As a pet parent, there’s probably not much that’s scarier than a food recall: you feel guilty because you fed your dog something that could have made him sick, and yet what could you have done to possibly prevent it? It leaves you feeling pretty helpless (and paranoid about your pup’s health!). With the seeming rise in recalls, we talked to Tonya Wilhelm, founder of Raising Your Pets Naturally and author of Proactive Puppy Care, who travels throughout the United States to talk about how to do just that. She filled us in on how to prevent dog food disasters before they actually happen.
To start, "I always look for United States-sourced ingredients," Wilhelm says. It’s important to read the ingredients on the label, too. Look for whole foods such as fresh meats and vegetables versus byproducts such as "chicken meal" and chemical preservatives like BHA: the less processing, the fewer chances of there being an issue which could lead to a recall. Also be on the lookout for pet food made in meat rendering plants, which process animal by-product materials that can include euthanized pets. In terms of the pet food brands, smaller companies (like Ollie) tend to have a close relationship with their suppliers and there are fewer people involved in the process, Wilhelm says. "Most actually will talk about the process on their websites, because they are proud of their sourcing," Wilhelm says.
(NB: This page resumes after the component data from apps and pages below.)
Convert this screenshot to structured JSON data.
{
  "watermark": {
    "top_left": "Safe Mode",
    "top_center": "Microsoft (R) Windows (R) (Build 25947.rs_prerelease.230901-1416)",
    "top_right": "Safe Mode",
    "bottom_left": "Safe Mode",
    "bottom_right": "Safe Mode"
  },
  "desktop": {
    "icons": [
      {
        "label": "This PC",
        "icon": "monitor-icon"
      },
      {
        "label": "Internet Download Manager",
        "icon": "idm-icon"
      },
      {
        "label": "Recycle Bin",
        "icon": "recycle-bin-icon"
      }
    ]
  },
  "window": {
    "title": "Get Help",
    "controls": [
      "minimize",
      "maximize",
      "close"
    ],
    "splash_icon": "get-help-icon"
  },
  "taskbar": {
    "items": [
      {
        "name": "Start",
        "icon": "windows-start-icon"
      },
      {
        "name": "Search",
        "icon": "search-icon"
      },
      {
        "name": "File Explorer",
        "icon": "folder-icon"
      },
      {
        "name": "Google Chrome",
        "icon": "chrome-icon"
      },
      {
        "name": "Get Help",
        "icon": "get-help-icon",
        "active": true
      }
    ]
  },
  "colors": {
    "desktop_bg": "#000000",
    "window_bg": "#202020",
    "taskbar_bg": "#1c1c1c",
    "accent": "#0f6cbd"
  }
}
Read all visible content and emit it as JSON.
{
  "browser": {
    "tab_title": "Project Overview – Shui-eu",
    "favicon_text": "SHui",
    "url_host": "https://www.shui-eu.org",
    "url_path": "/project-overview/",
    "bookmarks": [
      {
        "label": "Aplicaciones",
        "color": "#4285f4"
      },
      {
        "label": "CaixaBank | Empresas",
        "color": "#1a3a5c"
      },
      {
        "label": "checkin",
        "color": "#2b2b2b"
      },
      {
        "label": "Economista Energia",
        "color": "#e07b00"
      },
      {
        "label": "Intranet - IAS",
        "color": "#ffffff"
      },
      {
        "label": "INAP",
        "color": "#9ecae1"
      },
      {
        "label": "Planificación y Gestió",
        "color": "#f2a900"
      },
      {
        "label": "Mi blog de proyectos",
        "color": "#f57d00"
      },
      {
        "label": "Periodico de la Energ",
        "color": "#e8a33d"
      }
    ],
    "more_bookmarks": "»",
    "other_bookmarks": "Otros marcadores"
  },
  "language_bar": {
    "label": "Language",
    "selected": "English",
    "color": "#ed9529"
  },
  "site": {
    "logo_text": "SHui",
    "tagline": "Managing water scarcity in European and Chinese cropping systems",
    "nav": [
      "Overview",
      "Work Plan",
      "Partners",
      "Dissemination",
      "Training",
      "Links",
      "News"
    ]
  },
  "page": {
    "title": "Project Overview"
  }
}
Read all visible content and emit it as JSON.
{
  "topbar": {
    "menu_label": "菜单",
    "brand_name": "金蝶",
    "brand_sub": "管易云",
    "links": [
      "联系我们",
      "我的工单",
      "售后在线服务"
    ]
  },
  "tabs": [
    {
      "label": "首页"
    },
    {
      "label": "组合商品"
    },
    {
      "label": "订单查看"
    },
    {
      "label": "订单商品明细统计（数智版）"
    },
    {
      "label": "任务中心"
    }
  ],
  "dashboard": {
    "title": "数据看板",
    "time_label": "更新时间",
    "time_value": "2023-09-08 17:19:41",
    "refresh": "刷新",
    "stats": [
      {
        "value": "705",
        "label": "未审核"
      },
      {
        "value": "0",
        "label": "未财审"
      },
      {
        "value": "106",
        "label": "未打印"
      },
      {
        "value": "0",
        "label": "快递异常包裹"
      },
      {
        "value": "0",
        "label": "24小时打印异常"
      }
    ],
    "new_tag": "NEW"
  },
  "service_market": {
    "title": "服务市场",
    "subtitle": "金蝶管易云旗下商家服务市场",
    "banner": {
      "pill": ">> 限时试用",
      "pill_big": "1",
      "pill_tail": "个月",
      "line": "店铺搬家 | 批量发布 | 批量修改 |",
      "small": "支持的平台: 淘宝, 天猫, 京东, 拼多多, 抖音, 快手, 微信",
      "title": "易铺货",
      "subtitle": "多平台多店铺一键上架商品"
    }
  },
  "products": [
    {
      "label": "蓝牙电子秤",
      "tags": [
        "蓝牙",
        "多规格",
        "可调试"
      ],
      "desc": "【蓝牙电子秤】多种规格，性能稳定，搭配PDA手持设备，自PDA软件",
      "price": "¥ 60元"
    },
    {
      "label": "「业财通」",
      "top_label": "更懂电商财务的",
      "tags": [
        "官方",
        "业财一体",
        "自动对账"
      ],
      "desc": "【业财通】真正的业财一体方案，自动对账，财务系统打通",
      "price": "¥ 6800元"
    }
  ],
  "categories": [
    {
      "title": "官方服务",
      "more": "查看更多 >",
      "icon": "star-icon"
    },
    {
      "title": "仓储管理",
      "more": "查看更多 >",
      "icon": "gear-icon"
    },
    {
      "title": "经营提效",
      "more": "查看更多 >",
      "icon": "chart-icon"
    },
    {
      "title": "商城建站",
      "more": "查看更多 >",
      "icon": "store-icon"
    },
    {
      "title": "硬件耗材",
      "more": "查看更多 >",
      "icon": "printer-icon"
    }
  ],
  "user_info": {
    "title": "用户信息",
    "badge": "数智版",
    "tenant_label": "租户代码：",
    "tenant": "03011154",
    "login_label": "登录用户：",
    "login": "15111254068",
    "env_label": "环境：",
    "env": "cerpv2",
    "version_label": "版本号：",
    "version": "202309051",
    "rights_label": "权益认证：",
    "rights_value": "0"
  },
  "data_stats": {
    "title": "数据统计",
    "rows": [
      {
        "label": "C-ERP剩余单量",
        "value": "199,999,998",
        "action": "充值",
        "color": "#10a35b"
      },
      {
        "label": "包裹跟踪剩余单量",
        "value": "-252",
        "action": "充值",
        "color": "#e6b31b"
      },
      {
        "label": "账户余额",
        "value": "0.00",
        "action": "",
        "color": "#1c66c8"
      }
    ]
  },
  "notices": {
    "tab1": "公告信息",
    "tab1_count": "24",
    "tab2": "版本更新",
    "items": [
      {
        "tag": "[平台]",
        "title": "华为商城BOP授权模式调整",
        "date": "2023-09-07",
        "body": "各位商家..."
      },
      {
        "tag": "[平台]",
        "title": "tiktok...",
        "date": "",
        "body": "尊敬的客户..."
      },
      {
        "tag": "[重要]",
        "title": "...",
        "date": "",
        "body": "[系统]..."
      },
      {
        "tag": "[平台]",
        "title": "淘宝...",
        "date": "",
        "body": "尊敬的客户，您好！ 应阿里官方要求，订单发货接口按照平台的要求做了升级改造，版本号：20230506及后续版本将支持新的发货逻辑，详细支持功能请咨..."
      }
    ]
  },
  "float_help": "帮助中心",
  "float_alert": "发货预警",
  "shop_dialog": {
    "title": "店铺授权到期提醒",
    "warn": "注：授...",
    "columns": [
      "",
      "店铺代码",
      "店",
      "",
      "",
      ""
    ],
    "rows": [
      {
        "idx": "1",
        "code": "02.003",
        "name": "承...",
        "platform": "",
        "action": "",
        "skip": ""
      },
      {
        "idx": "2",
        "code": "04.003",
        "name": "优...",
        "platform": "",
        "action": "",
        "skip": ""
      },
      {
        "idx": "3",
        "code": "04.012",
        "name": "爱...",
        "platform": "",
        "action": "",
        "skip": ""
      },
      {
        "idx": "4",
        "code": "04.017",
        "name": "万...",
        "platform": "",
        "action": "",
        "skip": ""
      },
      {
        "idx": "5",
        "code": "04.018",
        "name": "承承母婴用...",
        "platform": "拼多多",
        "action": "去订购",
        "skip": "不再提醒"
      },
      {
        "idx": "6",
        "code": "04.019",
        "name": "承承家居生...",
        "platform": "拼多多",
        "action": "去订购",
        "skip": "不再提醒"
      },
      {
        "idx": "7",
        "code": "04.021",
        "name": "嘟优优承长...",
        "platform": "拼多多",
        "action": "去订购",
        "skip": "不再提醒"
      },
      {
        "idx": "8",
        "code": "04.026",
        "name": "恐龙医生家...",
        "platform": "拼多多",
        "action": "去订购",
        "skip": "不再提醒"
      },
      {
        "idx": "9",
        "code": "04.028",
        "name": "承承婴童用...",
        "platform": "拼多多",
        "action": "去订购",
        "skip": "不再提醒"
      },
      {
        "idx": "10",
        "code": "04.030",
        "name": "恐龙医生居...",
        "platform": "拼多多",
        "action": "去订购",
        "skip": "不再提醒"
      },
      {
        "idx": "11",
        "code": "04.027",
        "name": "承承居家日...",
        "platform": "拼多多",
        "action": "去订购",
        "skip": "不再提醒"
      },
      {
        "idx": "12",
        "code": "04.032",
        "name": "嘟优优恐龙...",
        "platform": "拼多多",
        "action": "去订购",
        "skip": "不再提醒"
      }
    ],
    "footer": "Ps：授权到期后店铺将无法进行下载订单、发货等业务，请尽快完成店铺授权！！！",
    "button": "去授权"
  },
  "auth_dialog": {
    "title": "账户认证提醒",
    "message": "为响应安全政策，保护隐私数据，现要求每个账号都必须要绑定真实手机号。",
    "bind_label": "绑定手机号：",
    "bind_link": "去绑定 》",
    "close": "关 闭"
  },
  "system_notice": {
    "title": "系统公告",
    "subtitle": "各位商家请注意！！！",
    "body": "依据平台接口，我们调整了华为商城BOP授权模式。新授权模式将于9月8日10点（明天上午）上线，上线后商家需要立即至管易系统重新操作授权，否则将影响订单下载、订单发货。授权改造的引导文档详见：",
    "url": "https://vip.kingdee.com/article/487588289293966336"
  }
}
The easiest way to make sure you find out about a recall is to sign up for the Food and Drug Administration’s email alert option at FDA.gov. Most pet food companies also have their own email alerts, so be sure to go onto your individual pet food company’s website to see if that’s an option. Since recalls typically only involve limited batches of a product, always save the original packaging which contains the specific batch information, says Mike Sagman, founder and managing editor of Dogfoodadvisor.com, an independent review site that helps dog owners make informed decisions about purchasing dog food.
Stop giving your dog the food immediately! Contact your vet if your dog has eaten the food and look out for any symptoms of sickness. Ask your vet about how to safely switch your dog over to a different brand of food, and then follow the instructions included in the recall notice, which may include going to an emergency veterinarian, Sagman says. Typically, the manufacturer will have you return your food for a refund, but make sure you save a little of it in case the vet needs to examine it. Since it is a contaminated food or treat, make sure you are careful when handling it (use a glove and wash your hands thoroughly.)
The Ollie blog is devoted to helping pet parents lead healthier lives with their pups. If you want to learn more about our fresh, human-grade food, check out MyOllie.com.
Enjoying our articles? Subscribe our Newsletters and get new articles directly to your inbox